However, The Topkapi Secret only picks up speed and interest when we “cut to the chase.” Fortunately, there are plenty of exciting chases. The thriller aspect of the book is better done than the over-lengthy exposition.
I had a problem relating to either of the main characters. Mohammad performs deeds of daring-do, even murder, and he does serious scholarly work, but his personality seems stuck in 7th grade with silly jokes and “Ha, ha.” Yes, the author actually has him saying, “Ha, ha.” It is hard to take him seriously as the James Bond of Koran scholars.
The female protagonist, a professor of literature and feminism at Berkely, who gets mixed up in all of this through some far-fetched connections, comes across a bit more believable, but some of her actions, like playing dress up and reliving the life in the Topkapi harem, don’t ring true for a supposedly serious scholar.
Bottom line: Great idea for a book but awkwardly crafted by a first-time novelist.
I always enjoy literary visits to mid-Eastern countries and learning more about their cultures, but I cannot unreservedly recommend the book. You’ll have to decide for yourself. You may like it especially if you read it for the thriller aspect and let the overload of information wash over you. And who knows, maybe we’ll get lucky and a more skillful book on this intriguing subject will show up on the shelves.
Are you aware of the controversy about studying the Koran?
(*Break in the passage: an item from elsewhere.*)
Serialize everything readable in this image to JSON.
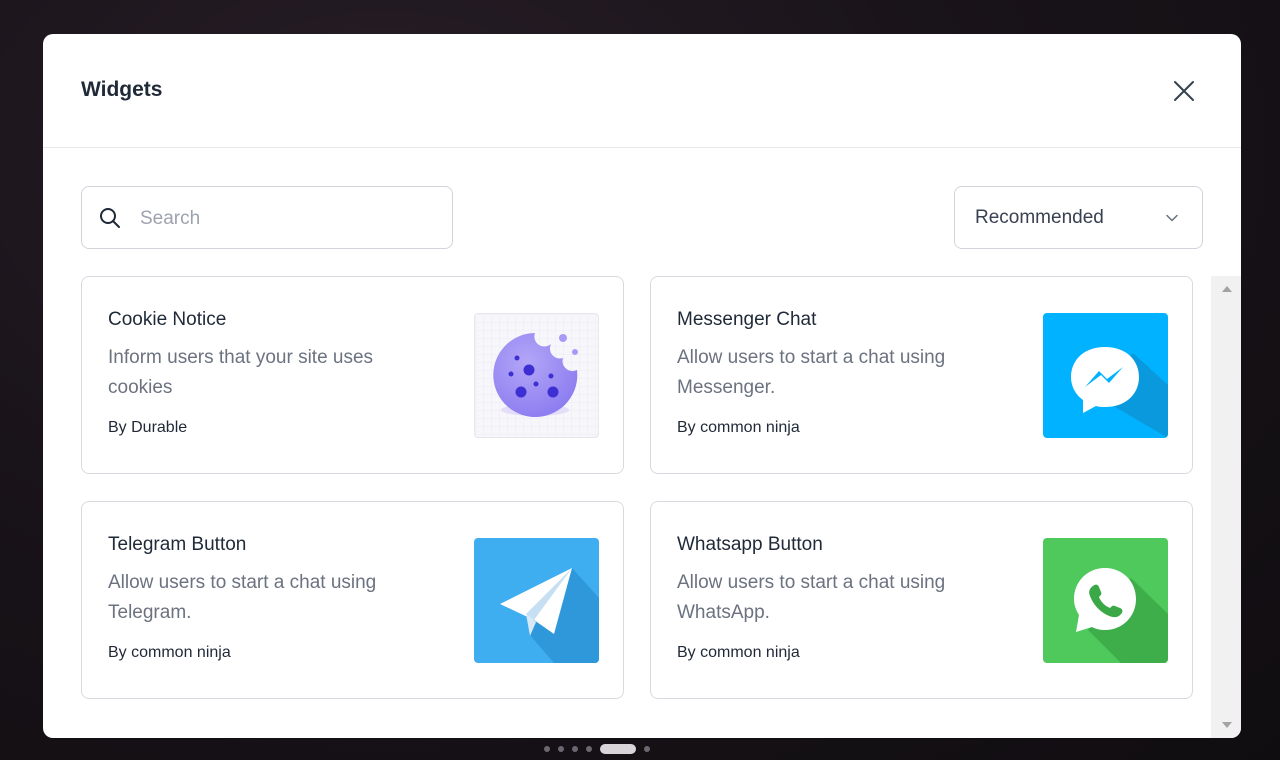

Which of the places that this book goes would you like to travel to? Have you ever visited the Sacred Relics Chamber at Topkapi? Now THAT’s high on my wish list!
The Topkapi Secret was provided by the publisher for review. And the lovely photo above comes from Flickr, courtesy of a Creative Commons license. Click on the photo for more info and to see more about the photographer, Steven Corso.